To quote President Trump, people would be “stupid” not to want better relations with Russia. But on what terms?
During the campaign, then-candidate Trump repeatedly questioned the value of NATO (as he did again following his inauguration) and seemed to equivocate on whether the United States would come to the aid of member states if they had not paid their mandated share. To be fair, many on the left and the right have urged increased burden-sharing. Nonetheless, the Obama administration and NATO responded to the perceived threats by creating a rapid-reaction force of 5,000 troops, proceeding with missile defense in Romania and Poland, and holding joint military exercises with states in the region. Mattis seemed to continue this commitment when, in his first full day in office, he sought to reassure the NATO members. These policies have evoked loud and repeated complaints from Moscow about the increased NATO presence on Russia’s borders. In an escalatory cycle, Russia has held military exercises on Europe’s borders and, most recently, deployed nuclear-capable Iskander missiles to their exclave in Kaliningrad. U.S. allies worry that President Trump will not continue to honor the NATO commitments.
In the final analysis, it is difficult to see the outlines of a deal or a series of deals. To quote President Trump, people would be “stupid” not to want better relations with Russia. But on what terms?

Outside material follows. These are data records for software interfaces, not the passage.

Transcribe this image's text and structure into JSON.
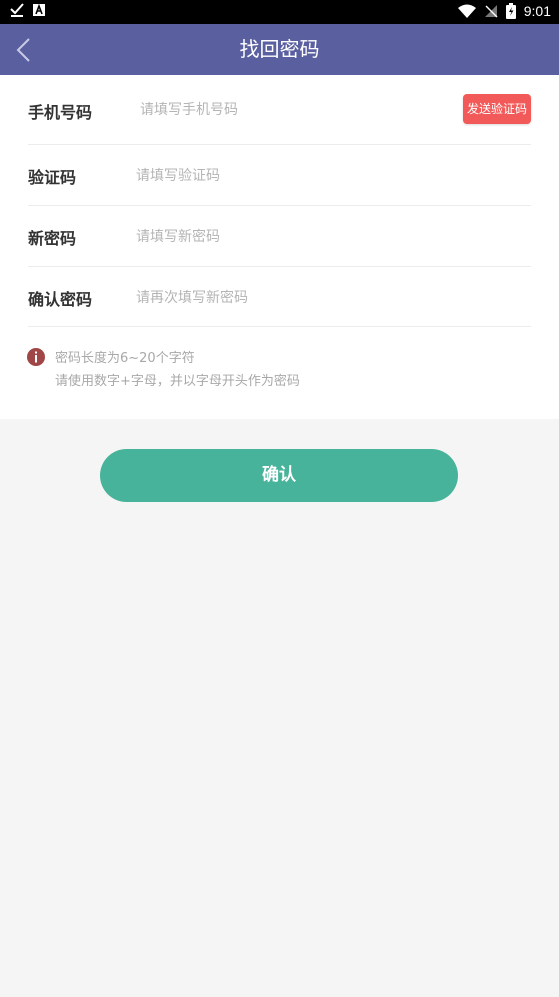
{
  "status_bar": {
    "time": "9:01",
    "icons": [
      "check-download-icon",
      "a-notification-icon",
      "wifi-icon",
      "no-signal-icon",
      "battery-charging-icon"
    ]
  },
  "header": {
    "title": "找回密码",
    "back_icon": "chevron-left-icon",
    "background_color": "#5a5fa0"
  },
  "form": {
    "phone": {
      "label": "手机号码",
      "placeholder": "请填写手机号码",
      "value": ""
    },
    "send_code_label": "发送验证码",
    "code": {
      "label": "验证码",
      "placeholder": "请填写验证码",
      "value": ""
    },
    "new_password": {
      "label": "新密码",
      "placeholder": "请填写新密码",
      "value": ""
    },
    "confirm_password": {
      "label": "确认密码",
      "placeholder": "请再次填写新密码",
      "value": ""
    }
  },
  "hint": {
    "icon": "info-icon",
    "line1": "密码长度为6~20个字符",
    "line2": "请使用数字+字母，并以字母开头作为密码"
  },
  "confirm_label": "确认",
  "colors": {
    "accent": "#47b39b",
    "send_code": "#f25a5a",
    "hint_icon": "#a04646"
  }
}
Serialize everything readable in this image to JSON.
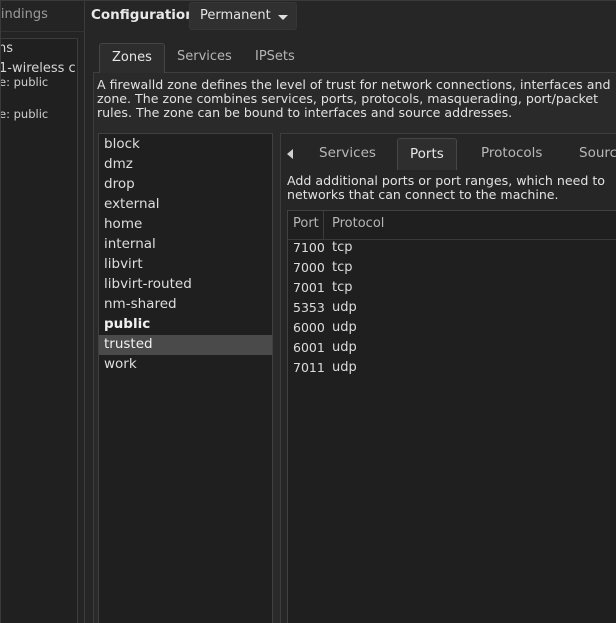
{
  "left_panel": {
    "header": "Bindings",
    "lines": [
      "ns",
      "1-wireless c",
      "e: public",
      "e: public"
    ]
  },
  "configuration": {
    "label": "Configuration:",
    "value": "Permanent"
  },
  "top_tabs": [
    {
      "label": "Zones",
      "active": true
    },
    {
      "label": "Services",
      "active": false
    },
    {
      "label": "IPSets",
      "active": false
    }
  ],
  "zones_description": [
    "A firewalld zone defines the level of trust for network connections, interfaces and",
    "zone. The zone combines services, ports, protocols, masquerading, port/packet",
    "rules. The zone can be bound to interfaces and source addresses."
  ],
  "zones": [
    {
      "name": "block"
    },
    {
      "name": "dmz"
    },
    {
      "name": "drop"
    },
    {
      "name": "external"
    },
    {
      "name": "home"
    },
    {
      "name": "internal"
    },
    {
      "name": "libvirt"
    },
    {
      "name": "libvirt-routed"
    },
    {
      "name": "nm-shared"
    },
    {
      "name": "public",
      "bold": true
    },
    {
      "name": "trusted",
      "selected": true
    },
    {
      "name": "work"
    }
  ],
  "inner_tabs": [
    {
      "label": "Services",
      "active": false
    },
    {
      "label": "Ports",
      "active": true
    },
    {
      "label": "Protocols",
      "active": false
    },
    {
      "label": "Sourc",
      "active": false
    }
  ],
  "ports_description": [
    "Add additional ports or port ranges, which need to",
    "networks that can connect to the machine."
  ],
  "ports_table": {
    "headers": {
      "port": "Port",
      "protocol": "Protocol"
    },
    "rows": [
      {
        "port": "7100",
        "protocol": "tcp"
      },
      {
        "port": "7000",
        "protocol": "tcp"
      },
      {
        "port": "7001",
        "protocol": "tcp"
      },
      {
        "port": "5353",
        "protocol": "udp"
      },
      {
        "port": "6000",
        "protocol": "udp"
      },
      {
        "port": "6001",
        "protocol": "udp"
      },
      {
        "port": "7011",
        "protocol": "udp"
      }
    ]
  }
}
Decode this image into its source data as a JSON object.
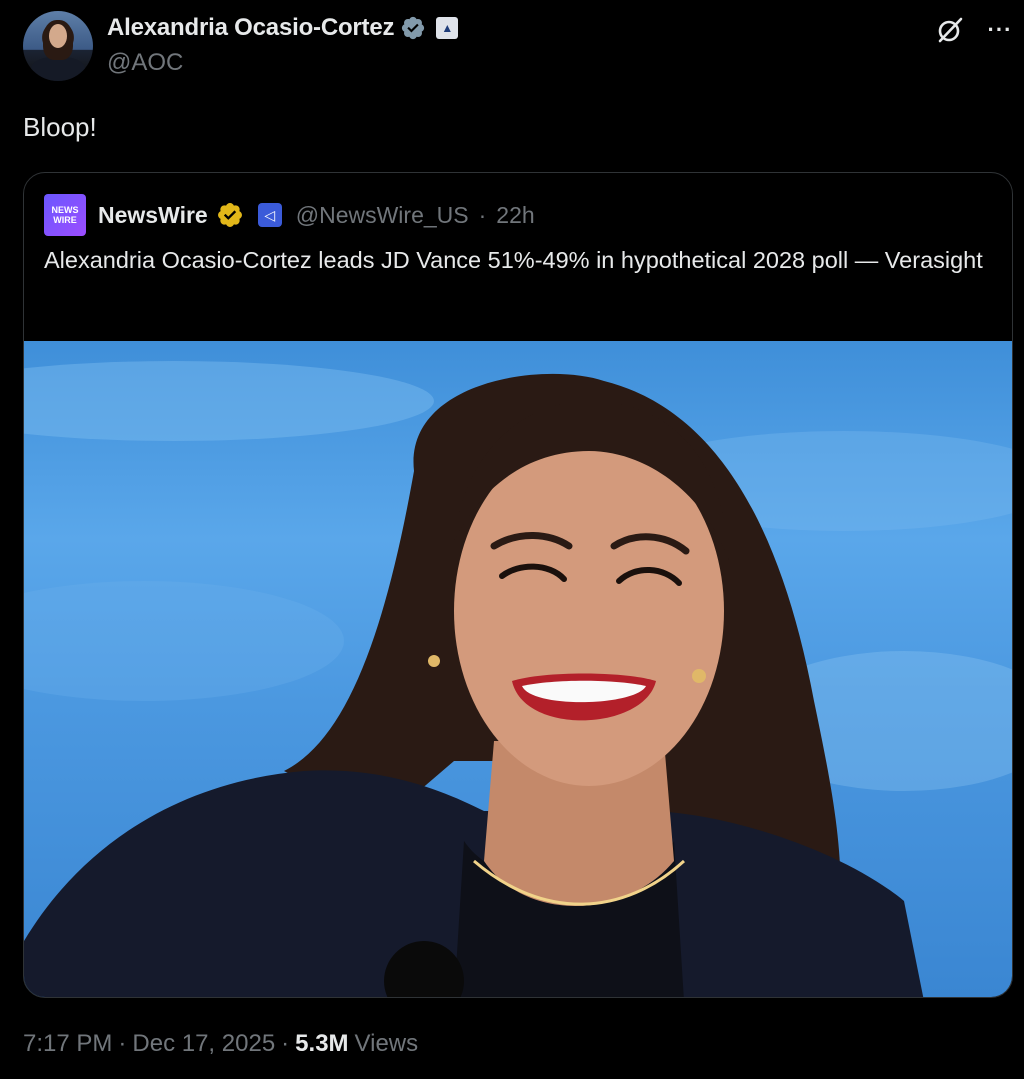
{
  "author": {
    "display_name": "Alexandria Ocasio-Cortez",
    "handle": "@AOC",
    "verified_badge": "blue-check-icon",
    "affiliation_badge": "capitol-icon"
  },
  "tweet": {
    "text": "Bloop!"
  },
  "quoted": {
    "logo_text": "NEWS WIRE",
    "display_name": "NewsWire",
    "verified_badge": "gold-check-icon",
    "affiliation_badge": "newswire-affiliate-icon",
    "handle": "@NewsWire_US",
    "separator": "·",
    "time": "22h",
    "text": "Alexandria Ocasio-Cortez leads JD Vance 51%-49% in hypothetical 2028 poll — Verasight"
  },
  "meta": {
    "time": "7:17 PM",
    "separator": "·",
    "date": "Dec 17, 2025",
    "views_count": "5.3M",
    "views_label": "Views"
  },
  "colors": {
    "background": "#000000",
    "text_primary": "#e7e9ea",
    "text_secondary": "#71767b",
    "border": "#2f3336",
    "verified_blue": "#1d9bf0",
    "verified_gold": "#e2b719"
  }
}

Putin, thus far, has not indicated interest in any of the trade-offs on Ukraine suggested above. If anything, the war in eastern Ukraine continues and pro-Russian forces are intensifying their push toward Mariupol. In Syria, the collapse of the ceasefire would leave in place the status quo ante, with Russian firepower directed toward shoring up the Assad government. And in Europe, allies wonder “whether Trump’s definition of a deal entails alignment with whatever conditions Putin may set forward,” Natalie Nougayrede wrote recently for the Guardian.
Putin and Trump spoke on Saturday, January 28. According to the White House, the call was a good start to improved relations. The Kremlin readout was more specific: it stated that the two underscored the importance of mutually beneficial trade relations.
Hard bargaining over Ukraine, clarifying Russia’s goals in Syria, and protecting our allies in Europe are all required before a deal can be cut. Staged sanctions relief could be part of a “reset,” but President Trump should be in no rush to lift sanctions without clarity and movement on these and other issues. “Getting along” is not a foreign policy and should not be a goal in and of itself.